Setting Up Incense

Incense offerings are a very important element of the Hungry Ghost Festival. Incense symbolizes the respect given to the ancestral spirits who returned to the world of the living during the festival. Also, putting incense in front of stores or businesses during the festival is believed to attract wealth and good luck to the business.

Lighting Up Lanterns and Candles

During the festival people often light up candles and lanterns to attract the spirits of their ancestors. These lanterns and candles act as direction markers so the spirits can find their way to their families’ houses.

Getae Show

Getae is a type of Chinese opera which is specially designed to entertain visiting spirits and ghosts. During a Getae show, the front seats are emptied with burned incense placed on them. This show is performed to venerate the dead spirits, and also to entertain them before they return to the underworld.

Activities and Traditions During the Hungry Ghost Festival
Photo by Galen Crout on Unsplash

Things to Avoid During Hungry Ghost Festival

Due to the unique nature of the festival that is basically about superstitions, there are also taboos that should be observed during the festival celebration.

If you happen to visit China or other countries that celebrate the festival during the time of the Hungry Ghost Festival, it’s best to know what things you shouldn’t do throughout the festival celebration:

  • Don’t step on roadside offerings

As mentioned above, people often leave their food and gifts offerings on the streets during the time of the festival. If you accidentally step (or kick) on these offerings, you should ask for forgiveness immediately. It is believed that if the spirits despised your attitude, then you’ll be followed by them, which often leads to bad luck.

  • Color taboos

Avoid wearing anything colored red or black during the time of the festival. Traditions dictated that the spirits are often attracted by red or black color. If you don’t want to be disturbed or possessed by these hungry spirits, it’s best to avoid these two colors.

  • Don’t come home late

It’s best to avoid wandering around at night during the time of this festival. Also, avoid taking pictures at night.

Hungry Ghost Festival in Other Cultures

Japan: Obon Festival

In Japan, there’s a festival that is really similar to the Hungry Ghost Festival, called Obon Festival. However, there are also some differences in how the festival is celebrated.

While in celebrating the Hungry Ghost Festival people are encouraged to follow curfew and avoid the evil spirits, the Obon Festival is celebrated in a different approach where people are instead encouraged to spend time with the spirits around them.

There are also some similarities between the two festivals, like lighting up candles and lanterns to provide directions to the ancestral spirits. However, there are some activities that are unique to the Obon festival, like Bon Odori, a type of traditional dance accompanied by Taiko drums, designed to entertain the spirits.

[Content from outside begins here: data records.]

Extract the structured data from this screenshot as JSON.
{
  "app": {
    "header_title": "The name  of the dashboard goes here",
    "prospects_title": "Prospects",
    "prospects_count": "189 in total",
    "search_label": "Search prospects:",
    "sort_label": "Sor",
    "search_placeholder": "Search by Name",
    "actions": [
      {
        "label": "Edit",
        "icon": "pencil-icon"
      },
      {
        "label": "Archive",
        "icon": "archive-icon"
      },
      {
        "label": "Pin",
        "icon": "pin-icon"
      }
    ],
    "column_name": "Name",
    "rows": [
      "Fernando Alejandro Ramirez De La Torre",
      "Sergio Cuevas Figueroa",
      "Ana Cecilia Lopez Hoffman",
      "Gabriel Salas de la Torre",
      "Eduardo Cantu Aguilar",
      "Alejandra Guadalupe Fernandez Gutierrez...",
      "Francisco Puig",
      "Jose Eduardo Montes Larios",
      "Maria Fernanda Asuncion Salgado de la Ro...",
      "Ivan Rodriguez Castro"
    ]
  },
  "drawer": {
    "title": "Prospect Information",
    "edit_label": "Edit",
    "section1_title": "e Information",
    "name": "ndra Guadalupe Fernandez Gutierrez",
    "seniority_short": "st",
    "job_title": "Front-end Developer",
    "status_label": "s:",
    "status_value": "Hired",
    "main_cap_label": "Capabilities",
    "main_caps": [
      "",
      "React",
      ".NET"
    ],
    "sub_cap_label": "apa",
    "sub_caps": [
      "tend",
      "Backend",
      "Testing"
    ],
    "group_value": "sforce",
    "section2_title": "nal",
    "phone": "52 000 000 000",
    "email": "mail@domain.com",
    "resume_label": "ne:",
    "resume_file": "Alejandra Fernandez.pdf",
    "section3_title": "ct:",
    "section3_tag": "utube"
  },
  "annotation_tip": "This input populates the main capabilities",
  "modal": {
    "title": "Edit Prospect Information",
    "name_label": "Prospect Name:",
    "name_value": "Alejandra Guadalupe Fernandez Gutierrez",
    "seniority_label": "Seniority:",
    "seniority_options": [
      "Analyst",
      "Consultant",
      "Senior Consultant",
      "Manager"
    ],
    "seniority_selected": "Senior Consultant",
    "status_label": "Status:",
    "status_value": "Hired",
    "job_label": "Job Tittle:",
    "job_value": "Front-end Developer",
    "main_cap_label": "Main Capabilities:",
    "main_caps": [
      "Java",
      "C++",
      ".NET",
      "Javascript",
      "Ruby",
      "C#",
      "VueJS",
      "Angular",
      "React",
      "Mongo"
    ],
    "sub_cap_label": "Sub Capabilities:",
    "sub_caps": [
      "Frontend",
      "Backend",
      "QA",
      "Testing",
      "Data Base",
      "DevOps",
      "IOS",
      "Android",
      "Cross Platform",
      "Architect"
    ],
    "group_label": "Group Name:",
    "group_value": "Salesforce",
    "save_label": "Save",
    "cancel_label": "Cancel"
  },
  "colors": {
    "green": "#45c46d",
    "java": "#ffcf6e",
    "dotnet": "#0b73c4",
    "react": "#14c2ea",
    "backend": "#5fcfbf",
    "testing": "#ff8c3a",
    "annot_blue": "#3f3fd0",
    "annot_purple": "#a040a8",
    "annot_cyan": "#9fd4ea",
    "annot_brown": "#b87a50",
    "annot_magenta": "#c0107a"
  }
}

Indonesia: Sembahyang Rebutan

The Sembahyang Rebutan (literally translated to “praying and grabbing”) Festival celebrated in some areas in Indonesia is quite similar to the Hungry Spirit Festival. It is celebrated during the time when the gate of the underworld is believed to be opened so the spirits can return to their living family’s houses. The people would also offer food and gifts (fruits, rice, cakes) for their ancestors, and typically they’ll prepare empty seats at their houses for the ancestors along with the ancestors’ friends in the underworld.

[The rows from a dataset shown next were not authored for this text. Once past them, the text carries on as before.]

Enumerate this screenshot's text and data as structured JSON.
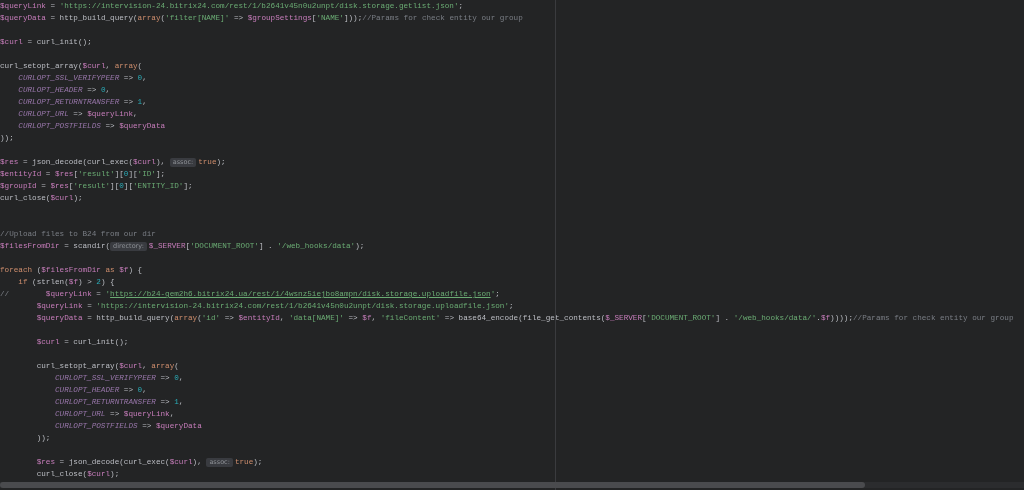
{
  "editor": {
    "lines": [
      {
        "kind": "code",
        "tokens": [
          {
            "kind": "var",
            "text": "$queryLink"
          },
          {
            "kind": "plain",
            "text": " = "
          },
          {
            "kind": "string",
            "text": "'https://intervision-24.bitrix24.com/rest/1/b2641v45n0u2unpt/disk.storage.getlist.json'"
          },
          {
            "kind": "plain",
            "text": ";"
          }
        ]
      },
      {
        "kind": "code",
        "tokens": [
          {
            "kind": "var",
            "text": "$queryData"
          },
          {
            "kind": "plain",
            "text": " = http_build_query("
          },
          {
            "kind": "keyword",
            "text": "array"
          },
          {
            "kind": "plain",
            "text": "("
          },
          {
            "kind": "string",
            "text": "'filter[NAME]'"
          },
          {
            "kind": "plain",
            "text": " => "
          },
          {
            "kind": "var",
            "text": "$groupSettings"
          },
          {
            "kind": "plain",
            "text": "["
          },
          {
            "kind": "string",
            "text": "'NAME'"
          },
          {
            "kind": "plain",
            "text": "]));"
          },
          {
            "kind": "comment",
            "text": "//Params for check entity our group"
          }
        ]
      },
      {
        "kind": "blank"
      },
      {
        "kind": "code",
        "tokens": [
          {
            "kind": "var",
            "text": "$curl"
          },
          {
            "kind": "plain",
            "text": " = curl_init();"
          }
        ]
      },
      {
        "kind": "blank"
      },
      {
        "kind": "code",
        "tokens": [
          {
            "kind": "plain",
            "text": "curl_setopt_array("
          },
          {
            "kind": "var",
            "text": "$curl"
          },
          {
            "kind": "plain",
            "text": ", "
          },
          {
            "kind": "keyword",
            "text": "array"
          },
          {
            "kind": "plain",
            "text": "("
          }
        ]
      },
      {
        "kind": "code",
        "tokens": [
          {
            "kind": "constant",
            "text": "    CURLOPT_SSL_VERIFYPEER"
          },
          {
            "kind": "plain",
            "text": " => "
          },
          {
            "kind": "number",
            "text": "0"
          },
          {
            "kind": "plain",
            "text": ","
          }
        ]
      },
      {
        "kind": "code",
        "tokens": [
          {
            "kind": "constant",
            "text": "    CURLOPT_HEADER"
          },
          {
            "kind": "plain",
            "text": " => "
          },
          {
            "kind": "number",
            "text": "0"
          },
          {
            "kind": "plain",
            "text": ","
          }
        ]
      },
      {
        "kind": "code",
        "tokens": [
          {
            "kind": "constant",
            "text": "    CURLOPT_RETURNTRANSFER"
          },
          {
            "kind": "plain",
            "text": " => "
          },
          {
            "kind": "number",
            "text": "1"
          },
          {
            "kind": "plain",
            "text": ","
          }
        ]
      },
      {
        "kind": "code",
        "tokens": [
          {
            "kind": "constant",
            "text": "    CURLOPT_URL"
          },
          {
            "kind": "plain",
            "text": " => "
          },
          {
            "kind": "var",
            "text": "$queryLink"
          },
          {
            "kind": "plain",
            "text": ","
          }
        ]
      },
      {
        "kind": "code",
        "tokens": [
          {
            "kind": "constant",
            "text": "    CURLOPT_POSTFIELDS"
          },
          {
            "kind": "plain",
            "text": " => "
          },
          {
            "kind": "var",
            "text": "$queryData"
          }
        ]
      },
      {
        "kind": "code",
        "tokens": [
          {
            "kind": "plain",
            "text": "));"
          }
        ]
      },
      {
        "kind": "blank"
      },
      {
        "kind": "code",
        "tokens": [
          {
            "kind": "var",
            "text": "$res"
          },
          {
            "kind": "plain",
            "text": " = json_decode(curl_exec("
          },
          {
            "kind": "var",
            "text": "$curl"
          },
          {
            "kind": "plain",
            "text": "), "
          },
          {
            "kind": "hint",
            "text": "assoc:"
          },
          {
            "kind": "keyword",
            "text": "true"
          },
          {
            "kind": "plain",
            "text": ");"
          }
        ]
      },
      {
        "kind": "code",
        "tokens": [
          {
            "kind": "var",
            "text": "$entityId"
          },
          {
            "kind": "plain",
            "text": " = "
          },
          {
            "kind": "var",
            "text": "$res"
          },
          {
            "kind": "plain",
            "text": "["
          },
          {
            "kind": "string",
            "text": "'result'"
          },
          {
            "kind": "plain",
            "text": "]["
          },
          {
            "kind": "number",
            "text": "0"
          },
          {
            "kind": "plain",
            "text": "]["
          },
          {
            "kind": "string",
            "text": "'ID'"
          },
          {
            "kind": "plain",
            "text": "];"
          }
        ]
      },
      {
        "kind": "code",
        "tokens": [
          {
            "kind": "var",
            "text": "$groupId"
          },
          {
            "kind": "plain",
            "text": " = "
          },
          {
            "kind": "var",
            "text": "$res"
          },
          {
            "kind": "plain",
            "text": "["
          },
          {
            "kind": "string",
            "text": "'result'"
          },
          {
            "kind": "plain",
            "text": "]["
          },
          {
            "kind": "number",
            "text": "0"
          },
          {
            "kind": "plain",
            "text": "]["
          },
          {
            "kind": "string",
            "text": "'ENTITY_ID'"
          },
          {
            "kind": "plain",
            "text": "];"
          }
        ]
      },
      {
        "kind": "code",
        "tokens": [
          {
            "kind": "plain",
            "text": "curl_close("
          },
          {
            "kind": "var",
            "text": "$curl"
          },
          {
            "kind": "plain",
            "text": ");"
          }
        ]
      },
      {
        "kind": "blank"
      },
      {
        "kind": "blank"
      },
      {
        "kind": "code",
        "tokens": [
          {
            "kind": "comment",
            "text": "//Upload files to B24 from our dir"
          }
        ]
      },
      {
        "kind": "code",
        "tokens": [
          {
            "kind": "var",
            "text": "$filesFromDir"
          },
          {
            "kind": "plain",
            "text": " = scandir("
          },
          {
            "kind": "hint",
            "text": "directory:"
          },
          {
            "kind": "var",
            "text": "$_SERVER"
          },
          {
            "kind": "plain",
            "text": "["
          },
          {
            "kind": "string",
            "text": "'DOCUMENT_ROOT'"
          },
          {
            "kind": "plain",
            "text": "] . "
          },
          {
            "kind": "string",
            "text": "'/web_hooks/data'"
          },
          {
            "kind": "plain",
            "text": ");"
          }
        ]
      },
      {
        "kind": "blank"
      },
      {
        "kind": "code",
        "tokens": [
          {
            "kind": "keyword",
            "text": "foreach"
          },
          {
            "kind": "plain",
            "text": " ("
          },
          {
            "kind": "var",
            "text": "$filesFromDir"
          },
          {
            "kind": "keyword",
            "text": " as "
          },
          {
            "kind": "var",
            "text": "$f"
          },
          {
            "kind": "plain",
            "text": ") {"
          }
        ]
      },
      {
        "kind": "code",
        "tokens": [
          {
            "kind": "keyword",
            "text": "    if"
          },
          {
            "kind": "plain",
            "text": " (strlen("
          },
          {
            "kind": "var",
            "text": "$f"
          },
          {
            "kind": "plain",
            "text": ") > "
          },
          {
            "kind": "number",
            "text": "2"
          },
          {
            "kind": "plain",
            "text": ") {"
          }
        ]
      },
      {
        "kind": "code",
        "tokens": [
          {
            "kind": "comment",
            "text": "//        "
          },
          {
            "kind": "var",
            "text": "$queryLink"
          },
          {
            "kind": "plain",
            "text": " = "
          },
          {
            "kind": "string",
            "text": "'"
          },
          {
            "kind": "url",
            "text": "https://b24-gem2h6.bitrix24.ua/rest/1/4wsnz5iejbo8ampn/disk.storage.uploadfile.json"
          },
          {
            "kind": "string",
            "text": "'"
          },
          {
            "kind": "plain",
            "text": ";"
          }
        ]
      },
      {
        "kind": "code",
        "tokens": [
          {
            "kind": "var",
            "text": "        $queryLink"
          },
          {
            "kind": "plain",
            "text": " = "
          },
          {
            "kind": "string",
            "text": "'https://intervision-24.bitrix24.com/rest/1/b2641v45n0u2unpt/disk.storage.uploadfile.json'"
          },
          {
            "kind": "plain",
            "text": ";"
          }
        ]
      },
      {
        "kind": "code",
        "tokens": [
          {
            "kind": "var",
            "text": "        $queryData"
          },
          {
            "kind": "plain",
            "text": " = http_build_query("
          },
          {
            "kind": "keyword",
            "text": "array"
          },
          {
            "kind": "plain",
            "text": "("
          },
          {
            "kind": "string",
            "text": "'id'"
          },
          {
            "kind": "plain",
            "text": " => "
          },
          {
            "kind": "var",
            "text": "$entityId"
          },
          {
            "kind": "plain",
            "text": ", "
          },
          {
            "kind": "string",
            "text": "'data[NAME]'"
          },
          {
            "kind": "plain",
            "text": " => "
          },
          {
            "kind": "var",
            "text": "$f"
          },
          {
            "kind": "plain",
            "text": ", "
          },
          {
            "kind": "string",
            "text": "'fileContent'"
          },
          {
            "kind": "plain",
            "text": " => base64_encode(file_get_contents("
          },
          {
            "kind": "var",
            "text": "$_SERVER"
          },
          {
            "kind": "plain",
            "text": "["
          },
          {
            "kind": "string",
            "text": "'DOCUMENT_ROOT'"
          },
          {
            "kind": "plain",
            "text": "] . "
          },
          {
            "kind": "string",
            "text": "'/web_hooks/data/'"
          },
          {
            "kind": "plain",
            "text": "."
          },
          {
            "kind": "var",
            "text": "$f"
          },
          {
            "kind": "plain",
            "text": "))));"
          },
          {
            "kind": "comment",
            "text": "//Params for check entity our group"
          }
        ]
      },
      {
        "kind": "blank"
      },
      {
        "kind": "code",
        "tokens": [
          {
            "kind": "var",
            "text": "        $curl"
          },
          {
            "kind": "plain",
            "text": " = curl_init();"
          }
        ]
      },
      {
        "kind": "blank"
      },
      {
        "kind": "code",
        "tokens": [
          {
            "kind": "plain",
            "text": "        curl_setopt_array("
          },
          {
            "kind": "var",
            "text": "$curl"
          },
          {
            "kind": "plain",
            "text": ", "
          },
          {
            "kind": "keyword",
            "text": "array"
          },
          {
            "kind": "plain",
            "text": "("
          }
        ]
      },
      {
        "kind": "code",
        "tokens": [
          {
            "kind": "constant",
            "text": "            CURLOPT_SSL_VERIFYPEER"
          },
          {
            "kind": "plain",
            "text": " => "
          },
          {
            "kind": "number",
            "text": "0"
          },
          {
            "kind": "plain",
            "text": ","
          }
        ]
      },
      {
        "kind": "code",
        "tokens": [
          {
            "kind": "constant",
            "text": "            CURLOPT_HEADER"
          },
          {
            "kind": "plain",
            "text": " => "
          },
          {
            "kind": "number",
            "text": "0"
          },
          {
            "kind": "plain",
            "text": ","
          }
        ]
      },
      {
        "kind": "code",
        "tokens": [
          {
            "kind": "constant",
            "text": "            CURLOPT_RETURNTRANSFER"
          },
          {
            "kind": "plain",
            "text": " => "
          },
          {
            "kind": "number",
            "text": "1"
          },
          {
            "kind": "plain",
            "text": ","
          }
        ]
      },
      {
        "kind": "code",
        "tokens": [
          {
            "kind": "constant",
            "text": "            CURLOPT_URL"
          },
          {
            "kind": "plain",
            "text": " => "
          },
          {
            "kind": "var",
            "text": "$queryLink"
          },
          {
            "kind": "plain",
            "text": ","
          }
        ]
      },
      {
        "kind": "code",
        "tokens": [
          {
            "kind": "constant",
            "text": "            CURLOPT_POSTFIELDS"
          },
          {
            "kind": "plain",
            "text": " => "
          },
          {
            "kind": "var",
            "text": "$queryData"
          }
        ]
      },
      {
        "kind": "code",
        "tokens": [
          {
            "kind": "plain",
            "text": "        ));"
          }
        ]
      },
      {
        "kind": "blank"
      },
      {
        "kind": "code",
        "tokens": [
          {
            "kind": "var",
            "text": "        $res"
          },
          {
            "kind": "plain",
            "text": " = json_decode(curl_exec("
          },
          {
            "kind": "var",
            "text": "$curl"
          },
          {
            "kind": "plain",
            "text": "), "
          },
          {
            "kind": "hint",
            "text": "assoc:"
          },
          {
            "kind": "keyword",
            "text": "true"
          },
          {
            "kind": "plain",
            "text": ");"
          }
        ]
      },
      {
        "kind": "code",
        "tokens": [
          {
            "kind": "plain",
            "text": "        curl_close("
          },
          {
            "kind": "var",
            "text": "$curl"
          },
          {
            "kind": "plain",
            "text": ");"
          }
        ]
      }
    ]
  }
}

Also, during this time many temples and organizations will also offer food for the poor (rice, meat, fruits, snacks, etc.), and the poor people will often try to grab the food and gifts as fast as possible (hence the name “rebutan” or “to grab” of the festival).

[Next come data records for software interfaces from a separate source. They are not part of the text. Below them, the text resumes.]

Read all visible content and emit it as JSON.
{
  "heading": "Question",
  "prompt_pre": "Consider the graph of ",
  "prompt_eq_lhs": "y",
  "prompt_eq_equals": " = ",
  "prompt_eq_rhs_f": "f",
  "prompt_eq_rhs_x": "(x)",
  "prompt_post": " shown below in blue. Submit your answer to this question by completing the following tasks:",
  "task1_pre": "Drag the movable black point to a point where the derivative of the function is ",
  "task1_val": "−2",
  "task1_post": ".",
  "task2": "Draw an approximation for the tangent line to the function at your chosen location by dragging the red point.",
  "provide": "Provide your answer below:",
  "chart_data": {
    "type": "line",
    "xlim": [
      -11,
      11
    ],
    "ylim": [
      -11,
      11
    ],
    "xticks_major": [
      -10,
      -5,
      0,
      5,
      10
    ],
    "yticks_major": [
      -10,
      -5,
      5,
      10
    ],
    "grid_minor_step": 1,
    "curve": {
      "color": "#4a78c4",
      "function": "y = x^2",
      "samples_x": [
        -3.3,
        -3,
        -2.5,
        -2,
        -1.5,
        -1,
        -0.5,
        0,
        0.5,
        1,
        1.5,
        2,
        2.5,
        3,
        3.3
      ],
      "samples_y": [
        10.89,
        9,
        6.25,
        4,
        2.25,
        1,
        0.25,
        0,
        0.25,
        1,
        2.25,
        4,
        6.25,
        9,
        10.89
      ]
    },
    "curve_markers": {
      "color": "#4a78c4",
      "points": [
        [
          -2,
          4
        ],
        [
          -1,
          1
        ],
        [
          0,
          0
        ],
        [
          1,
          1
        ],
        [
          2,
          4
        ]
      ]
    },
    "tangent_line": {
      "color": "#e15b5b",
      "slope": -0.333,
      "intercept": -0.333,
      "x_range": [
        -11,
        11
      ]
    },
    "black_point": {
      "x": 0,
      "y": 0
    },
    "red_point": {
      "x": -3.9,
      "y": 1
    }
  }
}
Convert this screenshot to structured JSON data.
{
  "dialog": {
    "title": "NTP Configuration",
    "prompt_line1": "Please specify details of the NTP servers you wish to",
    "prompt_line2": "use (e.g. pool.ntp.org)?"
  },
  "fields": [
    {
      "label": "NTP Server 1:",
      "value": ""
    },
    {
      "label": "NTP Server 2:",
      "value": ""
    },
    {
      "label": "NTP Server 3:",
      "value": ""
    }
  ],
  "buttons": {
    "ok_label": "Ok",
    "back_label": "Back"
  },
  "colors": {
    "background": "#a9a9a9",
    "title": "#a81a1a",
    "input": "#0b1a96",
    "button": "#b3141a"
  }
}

Check out our Free Culture Library. We have compiled some great free resources, about Chinese culture, for your research.

♦ If you liked this article, join our newsletter by using the forms on this website so we can stay in touch.

Featured Image: Chonghe Dong Cemetery, Hungry Ghost Festival by Rangan Datta Wiki is licensed under CC BY-SA 4.0